[What you should do] Each record should appear again in the response exactly as it does in the original.

[Dataset]
######
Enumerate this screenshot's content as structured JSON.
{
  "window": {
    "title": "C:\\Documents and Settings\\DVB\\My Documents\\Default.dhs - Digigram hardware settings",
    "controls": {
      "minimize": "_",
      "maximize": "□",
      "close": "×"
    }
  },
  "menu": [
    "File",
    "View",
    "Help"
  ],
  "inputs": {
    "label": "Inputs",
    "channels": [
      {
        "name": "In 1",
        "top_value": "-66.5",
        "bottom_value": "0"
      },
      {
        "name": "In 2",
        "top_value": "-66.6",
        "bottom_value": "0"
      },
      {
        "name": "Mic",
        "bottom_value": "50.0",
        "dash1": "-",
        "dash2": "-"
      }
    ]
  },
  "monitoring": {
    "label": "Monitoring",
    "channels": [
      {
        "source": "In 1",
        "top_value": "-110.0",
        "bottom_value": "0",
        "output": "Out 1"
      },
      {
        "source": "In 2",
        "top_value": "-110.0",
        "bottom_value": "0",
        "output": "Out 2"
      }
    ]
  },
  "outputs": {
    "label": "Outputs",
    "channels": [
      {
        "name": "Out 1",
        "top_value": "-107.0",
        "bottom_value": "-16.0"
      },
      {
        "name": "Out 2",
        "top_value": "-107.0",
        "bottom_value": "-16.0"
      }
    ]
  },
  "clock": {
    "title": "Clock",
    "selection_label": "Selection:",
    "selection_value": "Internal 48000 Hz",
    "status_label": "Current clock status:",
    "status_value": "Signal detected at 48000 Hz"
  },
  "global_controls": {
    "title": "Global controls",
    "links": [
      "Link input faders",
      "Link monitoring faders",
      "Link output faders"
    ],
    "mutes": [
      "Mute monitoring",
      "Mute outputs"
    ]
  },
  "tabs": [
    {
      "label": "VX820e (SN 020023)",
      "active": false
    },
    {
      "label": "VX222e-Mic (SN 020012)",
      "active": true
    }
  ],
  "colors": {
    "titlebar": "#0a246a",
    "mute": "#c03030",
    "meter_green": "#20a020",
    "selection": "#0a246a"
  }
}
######
[Answer to the problem]
Enumerate this screenshot's content as structured JSON.
{
  "window": {
    "title": "C:\\Documents and Settings\\DVB\\My Documents\\Default.dhs - Digigram hardware settings",
    "controls": {
      "minimize": "_",
      "maximize": "□",
      "close": "×"
    }
  },
  "menu": [
    "File",
    "View",
    "Help"
  ],
  "inputs": {
    "label": "Inputs",
    "channels": [
      {
        "name": "In 1",
        "top_value": "-66.5",
        "bottom_value": "0"
      },
      {
        "name": "In 2",
        "top_value": "-66.6",
        "bottom_value": "0"
      },
      {
        "name": "Mic",
        "bottom_value": "50.0",
        "dash1": "-",
        "dash2": "-"
      }
    ]
  },
  "monitoring": {
    "label": "Monitoring",
    "channels": [
      {
        "source": "In 1",
        "top_value": "-110.0",
        "bottom_value": "0",
        "output": "Out 1"
      },
      {
        "source": "In 2",
        "top_value": "-110.0",
        "bottom_value": "0",
        "output": "Out 2"
      }
    ]
  },
  "outputs": {
    "label": "Outputs",
    "channels": [
      {
        "name": "Out 1",
        "top_value": "-107.0",
        "bottom_value": "-16.0"
      },
      {
        "name": "Out 2",
        "top_value": "-107.0",
        "bottom_value": "-16.0"
      }
    ]
  },
  "clock": {
    "title": "Clock",
    "selection_label": "Selection:",
    "selection_value": "Internal 48000 Hz",
    "status_label": "Current clock status:",
    "status_value": "Signal detected at 48000 Hz"
  },
  "global_controls": {
    "title": "Global controls",
    "links": [
      "Link input faders",
      "Link monitoring faders",
      "Link output faders"
    ],
    "mutes": [
      "Mute monitoring",
      "Mute outputs"
    ]
  },
  "tabs": [
    {
      "label": "VX820e (SN 020023)",
      "active": false
    },
    {
      "label": "VX222e-Mic (SN 020012)",
      "active": true
    }
  ],
  "colors": {
    "titlebar": "#0a246a",
    "mute": "#c03030",
    "meter_green": "#20a020",
    "selection": "#0a246a"
  }
}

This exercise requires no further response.